*Problem to work on*. Give every entry again precisely as it appears.

Interface dataset entries:
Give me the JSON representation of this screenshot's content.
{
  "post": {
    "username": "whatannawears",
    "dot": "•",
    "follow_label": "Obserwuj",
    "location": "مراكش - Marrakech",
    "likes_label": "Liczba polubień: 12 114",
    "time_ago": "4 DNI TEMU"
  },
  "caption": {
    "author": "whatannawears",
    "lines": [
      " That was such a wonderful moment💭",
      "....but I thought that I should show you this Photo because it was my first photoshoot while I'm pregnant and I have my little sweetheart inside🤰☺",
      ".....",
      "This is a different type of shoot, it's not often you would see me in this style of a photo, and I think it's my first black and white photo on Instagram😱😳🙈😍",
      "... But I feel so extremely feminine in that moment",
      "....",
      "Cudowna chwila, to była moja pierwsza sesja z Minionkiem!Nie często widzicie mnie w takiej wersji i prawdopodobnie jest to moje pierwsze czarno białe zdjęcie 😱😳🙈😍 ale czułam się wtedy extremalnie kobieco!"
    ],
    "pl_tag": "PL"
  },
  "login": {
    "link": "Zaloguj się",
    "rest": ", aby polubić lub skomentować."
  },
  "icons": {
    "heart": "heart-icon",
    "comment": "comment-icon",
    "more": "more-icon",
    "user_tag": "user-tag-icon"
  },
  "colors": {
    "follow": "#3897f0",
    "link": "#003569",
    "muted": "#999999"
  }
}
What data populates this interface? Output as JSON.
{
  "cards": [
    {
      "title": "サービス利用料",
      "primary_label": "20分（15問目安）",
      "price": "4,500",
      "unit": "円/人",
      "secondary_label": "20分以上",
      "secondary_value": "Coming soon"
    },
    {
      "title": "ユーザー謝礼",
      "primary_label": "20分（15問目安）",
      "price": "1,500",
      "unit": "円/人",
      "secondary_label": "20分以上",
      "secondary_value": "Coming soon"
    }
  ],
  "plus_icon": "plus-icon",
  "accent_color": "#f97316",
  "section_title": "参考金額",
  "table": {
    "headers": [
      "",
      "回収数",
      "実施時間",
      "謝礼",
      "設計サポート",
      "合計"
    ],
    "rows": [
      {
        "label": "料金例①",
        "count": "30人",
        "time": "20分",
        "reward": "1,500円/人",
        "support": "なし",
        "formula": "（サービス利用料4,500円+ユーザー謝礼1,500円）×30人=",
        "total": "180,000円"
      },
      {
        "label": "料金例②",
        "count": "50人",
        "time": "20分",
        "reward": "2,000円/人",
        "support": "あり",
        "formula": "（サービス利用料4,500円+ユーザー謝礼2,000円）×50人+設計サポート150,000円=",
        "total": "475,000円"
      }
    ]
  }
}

*Response*.
Give me the JSON representation of this screenshot's content.
{
  "post": {
    "username": "whatannawears",
    "dot": "•",
    "follow_label": "Obserwuj",
    "location": "مراكش - Marrakech",
    "likes_label": "Liczba polubień: 12 114",
    "time_ago": "4 DNI TEMU"
  },
  "caption": {
    "author": "whatannawears",
    "lines": [
      " That was such a wonderful moment💭",
      "....but I thought that I should show you this Photo because it was my first photoshoot while I'm pregnant and I have my little sweetheart inside🤰☺",
      ".....",
      "This is a different type of shoot, it's not often you would see me in this style of a photo, and I think it's my first black and white photo on Instagram😱😳🙈😍",
      "... But I feel so extremely feminine in that moment",
      "....",
      "Cudowna chwila, to była moja pierwsza sesja z Minionkiem!Nie często widzicie mnie w takiej wersji i prawdopodobnie jest to moje pierwsze czarno białe zdjęcie 😱😳🙈😍 ale czułam się wtedy extremalnie kobieco!"
    ],
    "pl_tag": "PL"
  },
  "login": {
    "link": "Zaloguj się",
    "rest": ", aby polubić lub skomentować."
  },
  "icons": {
    "heart": "heart-icon",
    "comment": "comment-icon",
    "more": "more-icon",
    "user_tag": "user-tag-icon"
  },
  "colors": {
    "follow": "#3897f0",
    "link": "#003569",
    "muted": "#999999"
  }
}
What data populates this interface? Output as JSON.
{
  "cards": [
    {
      "title": "サービス利用料",
      "primary_label": "20分（15問目安）",
      "price": "4,500",
      "unit": "円/人",
      "secondary_label": "20分以上",
      "secondary_value": "Coming soon"
    },
    {
      "title": "ユーザー謝礼",
      "primary_label": "20分（15問目安）",
      "price": "1,500",
      "unit": "円/人",
      "secondary_label": "20分以上",
      "secondary_value": "Coming soon"
    }
  ],
  "plus_icon": "plus-icon",
  "accent_color": "#f97316",
  "section_title": "参考金額",
  "table": {
    "headers": [
      "",
      "回収数",
      "実施時間",
      "謝礼",
      "設計サポート",
      "合計"
    ],
    "rows": [
      {
        "label": "料金例①",
        "count": "30人",
        "time": "20分",
        "reward": "1,500円/人",
        "support": "なし",
        "formula": "（サービス利用料4,500円+ユーザー謝礼1,500円）×30人=",
        "total": "180,000円"
      },
      {
        "label": "料金例②",
        "count": "50人",
        "time": "20分",
        "reward": "2,000円/人",
        "support": "あり",
        "formula": "（サービス利用料4,500円+ユーザー謝礼2,000円）×50人+設計サポート150,000円=",
        "total": "475,000円"
      }
    ]
  }
}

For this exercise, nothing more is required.